Ottaway’s crew outfitted in coveralls provided to all crew members by Firestone for the event working on swapping plugs on Otto Walker’s machine during the 300-Mile race at Chicago’s Speedway Park in the fall of 1915.

William Ottaway oversees his team, at least one of which being in desperate need of new shoes, diligently swapping out a fouled plug on Otto Walker’s Harley-Davidson 11K factory special. It was the 85th lap of 150 around the massive new 2-mile board track at Chicago’s Speedway Park when Walker had to come back in to the pit. He was one of six entered by the Motor Co. into the 300-Mile grind in Chicago on September 12th, 1915, it was one of the hottest days on record in the Windy City that year. Milwaukee’s “Wrecking Crew,” led by Ottaway, were joined in Chicago by Bill Harley and a host of factory management, as well as a reported 100 or so of Milwaukee’s most die-hard enthusiasts who rode their machines down for the event. 

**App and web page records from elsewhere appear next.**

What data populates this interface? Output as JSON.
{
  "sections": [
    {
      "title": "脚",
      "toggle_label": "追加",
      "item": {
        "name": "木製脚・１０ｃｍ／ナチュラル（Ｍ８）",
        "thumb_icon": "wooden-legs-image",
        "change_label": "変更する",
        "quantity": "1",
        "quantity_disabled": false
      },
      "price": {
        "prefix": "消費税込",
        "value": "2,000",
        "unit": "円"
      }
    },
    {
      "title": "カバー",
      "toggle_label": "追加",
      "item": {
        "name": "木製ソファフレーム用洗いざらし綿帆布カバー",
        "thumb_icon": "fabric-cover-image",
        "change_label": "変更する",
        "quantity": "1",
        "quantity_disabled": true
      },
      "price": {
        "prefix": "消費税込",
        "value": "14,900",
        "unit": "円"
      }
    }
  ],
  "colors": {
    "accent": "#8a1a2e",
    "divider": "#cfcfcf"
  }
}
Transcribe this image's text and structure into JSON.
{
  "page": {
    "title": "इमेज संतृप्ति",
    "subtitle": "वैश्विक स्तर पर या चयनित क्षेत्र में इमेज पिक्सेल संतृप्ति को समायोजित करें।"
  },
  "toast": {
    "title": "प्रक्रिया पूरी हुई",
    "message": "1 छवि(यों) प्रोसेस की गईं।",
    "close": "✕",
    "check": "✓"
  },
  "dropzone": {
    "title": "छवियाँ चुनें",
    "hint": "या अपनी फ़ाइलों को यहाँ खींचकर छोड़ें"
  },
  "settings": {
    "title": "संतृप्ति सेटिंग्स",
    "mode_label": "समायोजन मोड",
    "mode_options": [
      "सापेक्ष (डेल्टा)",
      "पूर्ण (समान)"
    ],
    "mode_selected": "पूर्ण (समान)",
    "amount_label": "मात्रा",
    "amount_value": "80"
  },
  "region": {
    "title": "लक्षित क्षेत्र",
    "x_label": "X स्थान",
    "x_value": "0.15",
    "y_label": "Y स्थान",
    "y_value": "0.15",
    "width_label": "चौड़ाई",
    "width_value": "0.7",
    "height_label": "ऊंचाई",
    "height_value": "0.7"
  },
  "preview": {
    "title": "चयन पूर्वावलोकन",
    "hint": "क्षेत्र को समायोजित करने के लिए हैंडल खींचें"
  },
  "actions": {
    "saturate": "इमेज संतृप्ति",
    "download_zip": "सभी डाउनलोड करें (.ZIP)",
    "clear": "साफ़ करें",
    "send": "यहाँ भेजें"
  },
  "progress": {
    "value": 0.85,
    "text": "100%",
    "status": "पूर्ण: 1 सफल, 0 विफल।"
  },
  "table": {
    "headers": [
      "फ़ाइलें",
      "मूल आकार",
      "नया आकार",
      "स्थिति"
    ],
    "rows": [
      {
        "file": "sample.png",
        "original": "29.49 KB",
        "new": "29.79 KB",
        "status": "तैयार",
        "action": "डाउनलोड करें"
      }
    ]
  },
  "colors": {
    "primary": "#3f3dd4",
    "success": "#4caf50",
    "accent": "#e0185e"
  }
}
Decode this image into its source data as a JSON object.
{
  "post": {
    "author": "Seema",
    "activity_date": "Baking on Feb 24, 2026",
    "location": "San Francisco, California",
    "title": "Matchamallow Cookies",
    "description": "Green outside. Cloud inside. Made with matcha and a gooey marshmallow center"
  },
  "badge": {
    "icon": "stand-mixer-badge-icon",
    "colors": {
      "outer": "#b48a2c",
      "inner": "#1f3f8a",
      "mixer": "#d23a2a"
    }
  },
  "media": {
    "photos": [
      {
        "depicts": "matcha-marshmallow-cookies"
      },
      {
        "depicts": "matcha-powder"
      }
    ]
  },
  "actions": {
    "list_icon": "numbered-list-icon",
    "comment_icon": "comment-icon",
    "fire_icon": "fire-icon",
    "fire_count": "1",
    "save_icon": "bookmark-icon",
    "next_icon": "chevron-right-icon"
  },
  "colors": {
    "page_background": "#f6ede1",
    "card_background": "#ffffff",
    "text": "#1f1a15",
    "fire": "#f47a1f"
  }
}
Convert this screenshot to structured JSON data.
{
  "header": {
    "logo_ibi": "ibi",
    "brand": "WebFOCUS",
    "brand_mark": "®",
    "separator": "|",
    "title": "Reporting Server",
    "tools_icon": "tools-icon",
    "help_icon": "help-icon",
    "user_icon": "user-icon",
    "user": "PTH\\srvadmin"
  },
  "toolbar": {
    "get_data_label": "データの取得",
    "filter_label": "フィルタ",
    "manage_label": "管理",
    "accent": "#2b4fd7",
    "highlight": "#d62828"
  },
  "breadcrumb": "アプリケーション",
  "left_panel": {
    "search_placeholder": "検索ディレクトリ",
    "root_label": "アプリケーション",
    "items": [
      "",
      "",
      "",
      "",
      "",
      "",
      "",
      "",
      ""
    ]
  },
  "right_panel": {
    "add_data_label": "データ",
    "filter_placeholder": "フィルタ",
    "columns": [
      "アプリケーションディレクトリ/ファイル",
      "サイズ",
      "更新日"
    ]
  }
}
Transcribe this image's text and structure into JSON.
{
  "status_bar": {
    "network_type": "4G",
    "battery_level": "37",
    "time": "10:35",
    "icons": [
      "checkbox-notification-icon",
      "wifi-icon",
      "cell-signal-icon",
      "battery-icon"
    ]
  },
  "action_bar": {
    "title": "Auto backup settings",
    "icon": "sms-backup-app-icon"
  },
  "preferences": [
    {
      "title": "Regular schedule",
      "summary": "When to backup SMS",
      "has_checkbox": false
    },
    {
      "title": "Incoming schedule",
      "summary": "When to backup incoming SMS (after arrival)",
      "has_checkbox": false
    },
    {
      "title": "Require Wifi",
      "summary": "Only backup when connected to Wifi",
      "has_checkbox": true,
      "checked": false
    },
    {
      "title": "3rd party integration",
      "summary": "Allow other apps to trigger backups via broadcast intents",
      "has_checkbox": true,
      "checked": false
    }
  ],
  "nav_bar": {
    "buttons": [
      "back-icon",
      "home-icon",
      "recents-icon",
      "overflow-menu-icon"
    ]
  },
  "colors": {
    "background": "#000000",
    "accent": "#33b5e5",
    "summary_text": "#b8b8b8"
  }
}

The Harley team joined a field of 20 other entrants, 8 from the local Excelsior camp, 10 from Indian, and William Kemp onboard his modified Henderson 4. A crowd of over 10,000 spectators, somewhat sparse for such an immense venue, came out in the heat to see the afternoon-long affair, anxious to see the intense speed and delight in the electric atmosphere scored by the military band. The race began at 1:22 P.M. and much to the crowd’s gratification, the full field of 26 riders kept a tight pack in the first miles of the race, nearly touching tires at 90 miles per hour.

The Harley-Davidson team were coming off of a strong debut year as a factory program in 1915, and though most of the hometown favorites all ran the local Excelsior brand, Harley’s Wrecking Crew had been making a lot of noise in the sport, and taking a lot of victories in their first official season. Curley Fredericks was the first of the “Greys” out of the mix following a spill during a fierce battle with Indian’s Gene Walker early on. At nearly 100 miles per hour Curley’s rear tire blew, given the heat and distance of the event that day it was expected that a few rubbers would fly. What wasn’t expected however was when the tire grabbed his rear fender, pulling it into his rim, crumpling in and locking up his rear wheel. The young Fredericks went flying and hit the timber, but he came up with a smile and managed to haul his machine off the track. 

Curley’s teammate Joe Wolters, the old veteran of the sport even in 1915, had been hobbling around with two canes in the weeks leading up to the race in Chicago but was determined to compete. Despite his limp, his canes, and his swollen foot Wolters cut though the dense field of fire breathers. Unfortunately though, just 3 laps after Curley’s blow out Wolter’s also threw a tire and sprung his frame. Wolters was visibly irritated with the thought of having to retire so early and in just a  little more than 30 mies in Harley-Davidson had already lost 1/3 of its team.

Leslie Parkhurst, the star of the early Harley program pulled into the pits on the 48th lap with a stuck intake valve and a seized brake drum. The lanky ginger spent a half hour in the pit anxiously awaiting the repairs to be completed, time which took him out of the running for any top position. Otto Walker pitted 2 laps after Parkhurst for fuel and oil and was back at it, wringing the neck of his new 11K and leading the race for the majority of first 150 miles. Forty minutes later Walker was back with a fouled plug, which was promptly switched out, the moment that I believe this photo comes from. Just 10 laps later, after running wide open for nearly 200 miles, Walker again returned to the pit on the 95th lap, this time with a broken valve, his race was done. 

That left only two, Bill Brier and young Ray Weishaar, Harley’s newest recruit in the running for a podium finish. Brier ran a consistent race, pitting only for fluids and again for fouled plug of his own on the 131st lap. Brier would go on to finish in 4th place in a time of 3 hours, 37 minutes, and 8 seconds. Weishaar was riding fast, earning his nickname as the Kansas Cyclone and keeping pace at the front of the narrowing pack. He made 3 pit stops for gas and oil throughout the race, but escaped the need for any time consuming procedures like tires, valves, or plugs. However, somewhere around lap 120 Weishaar’s helmet strapped snapped. At speed he pulled the broken strap to his mouth and held his helmet on with his teeth for 4 laps until the referee forced him to pit and get a new helmet. The time that he lost in the swap seemingly cost him 2nd place by a matter of less than 30 seconds, being beaten across the line by Indian’s Teddy Caroll, who was just behind Excelsior’s Carl Goudy in 1st place. 

Just as it is in modern racing, the art is in the balance and harmony struck between the performance capabilities of the machines, the skillset and determination of the riders, and the efficiency and effectiveness of a good crew, all are essential to winning.  Weishaar took the top spot for Harley-Davidson that day in 1915, and happily took the $300 prize for 3rd place as well, some of which he hopefully used to buy that poor pit crew member some new shoes.